Pamela Joseph is a multi-media artist who addresses ideas of feminist critique and socio-political issues with a sense of humor and incisiveness. Her work was described as “well-executed, powerful and edgy” by the Colorado Council on the Arts, who awarded her a Visual Arts Fellowship in 2001. She was subsequently selected as a Visiting Artist at the American Academy in Rome in 2003 and 2004. Francis M. Naumann Fine Arts in New York represented Joseph from 2007 until the gallery’s closing in 2019.
Joseph has exhibited nationally and internationally in locations including New York, Los Angeles, Paris, Barcelona, and Beijing. Her work is in the collections of the Fort Wayne Museum of Art, Fort Wayne, Indiana; Colorado University Art Museum, Boulder; the University of New Mexico, Albuquerque; the National Art Museum of China, Beijing; the School of Art and Design at Alfred University, Alfred, New York; and Fairfield University in Fairfield, Connecticut; among others.
Joseph was born in New Haven, Connecticut, and maintained a studio in New York for many years. For the past 30 years, she has lived and worked in Aspen, Colorado, sharing a studio with her partner of 27 years, artist Robert Brinker.
Kevin Snipes is an American artist born in Philadelphia and raised in Cleveland, Ohio. He earned a BFA in ceramics and drawing from the Cleveland Institute of Art in 1994 and concluded graduate studies at the University of Florida in 2003. He works primarily in ceramics, blurring the boundary between craft and art. Snipes combines techniques of narrative figure drawing, text, and hand-formed porcelain constructions to create objects that can be seen as multi-layered paintings.
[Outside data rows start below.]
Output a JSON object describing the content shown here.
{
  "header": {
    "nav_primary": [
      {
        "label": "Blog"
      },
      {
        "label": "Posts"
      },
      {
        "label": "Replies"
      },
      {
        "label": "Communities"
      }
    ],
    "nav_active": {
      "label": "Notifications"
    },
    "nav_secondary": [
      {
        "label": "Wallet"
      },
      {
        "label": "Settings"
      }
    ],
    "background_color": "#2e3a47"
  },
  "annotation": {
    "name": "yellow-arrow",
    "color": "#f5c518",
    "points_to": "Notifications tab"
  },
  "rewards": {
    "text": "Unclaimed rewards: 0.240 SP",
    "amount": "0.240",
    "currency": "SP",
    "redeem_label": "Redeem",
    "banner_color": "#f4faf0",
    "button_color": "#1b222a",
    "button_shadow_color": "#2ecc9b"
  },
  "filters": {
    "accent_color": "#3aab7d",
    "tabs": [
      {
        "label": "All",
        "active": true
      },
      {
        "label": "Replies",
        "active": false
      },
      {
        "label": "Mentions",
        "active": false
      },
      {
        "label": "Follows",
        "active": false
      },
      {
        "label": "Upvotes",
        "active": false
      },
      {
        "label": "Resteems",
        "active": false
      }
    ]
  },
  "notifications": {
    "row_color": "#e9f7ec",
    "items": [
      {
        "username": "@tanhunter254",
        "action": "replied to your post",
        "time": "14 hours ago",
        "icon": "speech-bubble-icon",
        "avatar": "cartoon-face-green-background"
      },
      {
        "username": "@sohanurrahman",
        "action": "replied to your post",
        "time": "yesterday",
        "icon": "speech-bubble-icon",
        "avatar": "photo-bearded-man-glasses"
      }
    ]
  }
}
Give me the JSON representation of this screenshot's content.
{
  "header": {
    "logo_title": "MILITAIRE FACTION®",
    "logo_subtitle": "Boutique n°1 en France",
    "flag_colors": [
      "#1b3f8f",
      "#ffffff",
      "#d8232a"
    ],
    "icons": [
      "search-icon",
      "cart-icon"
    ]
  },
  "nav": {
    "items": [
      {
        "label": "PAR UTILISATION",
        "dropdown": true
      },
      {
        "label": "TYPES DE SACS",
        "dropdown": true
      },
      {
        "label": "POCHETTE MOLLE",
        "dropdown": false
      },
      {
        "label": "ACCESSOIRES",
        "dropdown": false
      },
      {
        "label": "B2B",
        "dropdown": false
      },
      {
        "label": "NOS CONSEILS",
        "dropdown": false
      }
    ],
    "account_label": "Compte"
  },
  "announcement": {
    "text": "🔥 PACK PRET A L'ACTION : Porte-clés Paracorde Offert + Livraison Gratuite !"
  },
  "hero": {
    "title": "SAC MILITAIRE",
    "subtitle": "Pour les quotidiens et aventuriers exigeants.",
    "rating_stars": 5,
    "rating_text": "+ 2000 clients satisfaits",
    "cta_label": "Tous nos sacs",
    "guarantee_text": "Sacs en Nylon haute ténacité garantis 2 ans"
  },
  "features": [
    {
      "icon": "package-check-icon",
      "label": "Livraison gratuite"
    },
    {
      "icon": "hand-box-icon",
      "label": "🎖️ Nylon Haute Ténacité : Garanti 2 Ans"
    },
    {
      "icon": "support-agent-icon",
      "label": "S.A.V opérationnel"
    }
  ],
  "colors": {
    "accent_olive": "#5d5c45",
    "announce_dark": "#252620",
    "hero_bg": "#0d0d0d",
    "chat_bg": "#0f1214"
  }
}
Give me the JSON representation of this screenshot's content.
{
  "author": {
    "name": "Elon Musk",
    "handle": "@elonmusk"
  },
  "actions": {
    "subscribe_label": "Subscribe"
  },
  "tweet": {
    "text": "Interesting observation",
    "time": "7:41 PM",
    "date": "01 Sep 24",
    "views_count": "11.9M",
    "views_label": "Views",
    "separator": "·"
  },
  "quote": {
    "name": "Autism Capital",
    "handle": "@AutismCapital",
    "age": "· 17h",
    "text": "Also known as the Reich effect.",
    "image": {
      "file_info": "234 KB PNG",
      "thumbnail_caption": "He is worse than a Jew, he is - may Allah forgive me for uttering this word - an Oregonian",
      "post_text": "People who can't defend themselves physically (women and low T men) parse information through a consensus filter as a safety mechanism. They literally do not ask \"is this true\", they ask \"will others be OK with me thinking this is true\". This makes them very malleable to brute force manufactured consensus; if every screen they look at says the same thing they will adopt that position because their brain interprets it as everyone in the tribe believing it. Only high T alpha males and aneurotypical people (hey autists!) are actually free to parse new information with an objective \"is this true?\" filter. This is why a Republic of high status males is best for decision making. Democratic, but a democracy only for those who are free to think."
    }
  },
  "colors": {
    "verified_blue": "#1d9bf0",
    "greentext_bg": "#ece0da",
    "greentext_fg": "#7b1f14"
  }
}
Kevin has participated in many artist residency programs, often maintaining an itinerant existence. Through both national and international residencies including The Clay Studio, Watershed Center for Ceramic Arts, New Castle, Maine, and Wesleyan College in Georgia, he has allowed a sense of place to augment his sense of identity and contribute to the dialog of his work. He has exhibiting nationally and internationally, including recent solo exhibitions at Konkling Gallery at Minnesota State University, Mankato and Plinth Gallery, Denver.